WHAT YOU NEED TO DO:
Which lines below contain the word "accent"? Copy each one.

INPUT:
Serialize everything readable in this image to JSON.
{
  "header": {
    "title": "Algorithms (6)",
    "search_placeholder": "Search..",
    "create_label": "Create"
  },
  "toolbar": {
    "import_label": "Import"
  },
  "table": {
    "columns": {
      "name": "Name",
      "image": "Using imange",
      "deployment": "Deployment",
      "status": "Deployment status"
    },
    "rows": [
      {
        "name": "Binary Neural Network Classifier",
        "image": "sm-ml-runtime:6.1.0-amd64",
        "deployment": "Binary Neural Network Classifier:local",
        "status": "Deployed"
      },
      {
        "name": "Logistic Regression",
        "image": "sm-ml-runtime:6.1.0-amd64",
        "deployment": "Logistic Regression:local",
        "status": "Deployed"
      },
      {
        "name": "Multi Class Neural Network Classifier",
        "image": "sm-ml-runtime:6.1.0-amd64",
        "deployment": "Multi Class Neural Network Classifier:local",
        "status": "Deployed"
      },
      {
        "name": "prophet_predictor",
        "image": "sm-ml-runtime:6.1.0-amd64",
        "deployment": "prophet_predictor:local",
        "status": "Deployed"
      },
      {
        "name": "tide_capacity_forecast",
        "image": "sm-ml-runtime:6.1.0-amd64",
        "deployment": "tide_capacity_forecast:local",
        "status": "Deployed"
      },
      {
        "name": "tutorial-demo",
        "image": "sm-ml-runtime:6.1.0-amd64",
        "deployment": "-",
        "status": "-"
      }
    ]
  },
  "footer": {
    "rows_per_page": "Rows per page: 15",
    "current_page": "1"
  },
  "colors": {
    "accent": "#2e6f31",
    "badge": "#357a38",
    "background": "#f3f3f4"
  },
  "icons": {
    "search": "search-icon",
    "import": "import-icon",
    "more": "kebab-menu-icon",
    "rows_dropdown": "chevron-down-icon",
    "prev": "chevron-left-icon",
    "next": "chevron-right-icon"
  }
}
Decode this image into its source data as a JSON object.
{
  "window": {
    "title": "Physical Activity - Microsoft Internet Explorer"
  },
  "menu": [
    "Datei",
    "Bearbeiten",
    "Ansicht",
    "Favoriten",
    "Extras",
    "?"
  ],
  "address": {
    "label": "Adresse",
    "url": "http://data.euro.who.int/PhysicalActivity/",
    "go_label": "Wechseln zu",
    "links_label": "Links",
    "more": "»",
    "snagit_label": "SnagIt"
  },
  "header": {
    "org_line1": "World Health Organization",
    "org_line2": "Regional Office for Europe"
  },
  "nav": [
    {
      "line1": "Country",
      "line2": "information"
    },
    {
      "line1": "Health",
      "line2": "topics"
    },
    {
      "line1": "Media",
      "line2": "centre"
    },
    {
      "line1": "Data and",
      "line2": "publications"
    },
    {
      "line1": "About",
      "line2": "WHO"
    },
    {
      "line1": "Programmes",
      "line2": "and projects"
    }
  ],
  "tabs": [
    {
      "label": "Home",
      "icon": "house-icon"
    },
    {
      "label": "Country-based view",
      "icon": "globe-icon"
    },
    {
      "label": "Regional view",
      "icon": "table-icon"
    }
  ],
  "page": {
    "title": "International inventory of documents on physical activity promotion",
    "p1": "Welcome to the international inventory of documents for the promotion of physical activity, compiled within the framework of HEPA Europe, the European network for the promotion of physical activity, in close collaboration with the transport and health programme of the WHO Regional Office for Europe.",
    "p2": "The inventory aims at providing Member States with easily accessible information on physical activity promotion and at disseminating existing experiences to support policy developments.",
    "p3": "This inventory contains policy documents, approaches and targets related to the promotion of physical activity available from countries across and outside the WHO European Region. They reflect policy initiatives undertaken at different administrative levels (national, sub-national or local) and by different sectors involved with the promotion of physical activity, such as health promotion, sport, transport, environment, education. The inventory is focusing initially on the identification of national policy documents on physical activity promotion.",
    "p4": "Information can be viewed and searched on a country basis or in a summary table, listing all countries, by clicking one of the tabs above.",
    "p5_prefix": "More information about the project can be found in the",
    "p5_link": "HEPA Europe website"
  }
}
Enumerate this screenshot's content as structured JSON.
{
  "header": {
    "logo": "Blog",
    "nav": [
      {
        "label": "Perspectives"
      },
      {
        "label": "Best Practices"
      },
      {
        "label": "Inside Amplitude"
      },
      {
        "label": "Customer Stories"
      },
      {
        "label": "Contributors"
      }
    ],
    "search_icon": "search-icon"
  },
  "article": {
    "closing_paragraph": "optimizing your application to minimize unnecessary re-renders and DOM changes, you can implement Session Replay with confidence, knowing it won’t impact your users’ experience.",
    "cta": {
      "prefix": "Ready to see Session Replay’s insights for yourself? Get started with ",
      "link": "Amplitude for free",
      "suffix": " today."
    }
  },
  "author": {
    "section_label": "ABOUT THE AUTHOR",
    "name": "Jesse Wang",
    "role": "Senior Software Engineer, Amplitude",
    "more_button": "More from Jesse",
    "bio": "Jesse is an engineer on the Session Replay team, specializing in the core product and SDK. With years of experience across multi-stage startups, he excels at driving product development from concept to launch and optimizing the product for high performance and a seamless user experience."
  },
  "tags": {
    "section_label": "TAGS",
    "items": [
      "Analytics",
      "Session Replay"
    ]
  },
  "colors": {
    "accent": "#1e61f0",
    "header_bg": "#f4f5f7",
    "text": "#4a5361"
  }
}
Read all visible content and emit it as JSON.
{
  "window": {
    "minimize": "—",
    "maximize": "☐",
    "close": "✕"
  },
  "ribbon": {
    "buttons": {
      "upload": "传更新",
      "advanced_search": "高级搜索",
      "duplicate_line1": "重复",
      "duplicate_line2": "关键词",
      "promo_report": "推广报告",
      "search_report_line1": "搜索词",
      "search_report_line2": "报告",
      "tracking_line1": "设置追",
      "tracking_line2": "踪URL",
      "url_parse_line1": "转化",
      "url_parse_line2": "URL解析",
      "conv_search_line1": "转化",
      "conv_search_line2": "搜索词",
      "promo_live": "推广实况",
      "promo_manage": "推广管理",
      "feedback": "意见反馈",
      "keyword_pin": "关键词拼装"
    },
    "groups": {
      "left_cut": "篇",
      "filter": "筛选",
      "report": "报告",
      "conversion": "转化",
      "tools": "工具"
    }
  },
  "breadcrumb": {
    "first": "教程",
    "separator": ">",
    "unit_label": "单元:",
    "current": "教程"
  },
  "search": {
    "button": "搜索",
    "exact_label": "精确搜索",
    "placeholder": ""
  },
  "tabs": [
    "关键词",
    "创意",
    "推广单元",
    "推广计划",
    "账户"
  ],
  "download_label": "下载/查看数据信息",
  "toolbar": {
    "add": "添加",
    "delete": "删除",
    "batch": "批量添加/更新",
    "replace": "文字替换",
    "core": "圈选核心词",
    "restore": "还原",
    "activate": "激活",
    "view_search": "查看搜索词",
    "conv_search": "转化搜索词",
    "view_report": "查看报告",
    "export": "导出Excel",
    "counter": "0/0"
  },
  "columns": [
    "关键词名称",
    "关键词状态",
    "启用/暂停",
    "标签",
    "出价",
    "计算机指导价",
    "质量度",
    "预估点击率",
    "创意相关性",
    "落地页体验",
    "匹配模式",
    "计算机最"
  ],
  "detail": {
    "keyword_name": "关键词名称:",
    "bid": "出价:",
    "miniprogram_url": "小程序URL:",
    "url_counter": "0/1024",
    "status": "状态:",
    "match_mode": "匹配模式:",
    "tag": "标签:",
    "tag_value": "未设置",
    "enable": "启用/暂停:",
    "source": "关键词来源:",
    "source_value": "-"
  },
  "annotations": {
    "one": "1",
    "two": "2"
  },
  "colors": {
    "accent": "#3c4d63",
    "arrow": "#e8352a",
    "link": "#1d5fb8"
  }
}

REPLY:
    "accent": "#2e6f31",
    "accent": "#1e61f0",
    "accent": "#3c4d63",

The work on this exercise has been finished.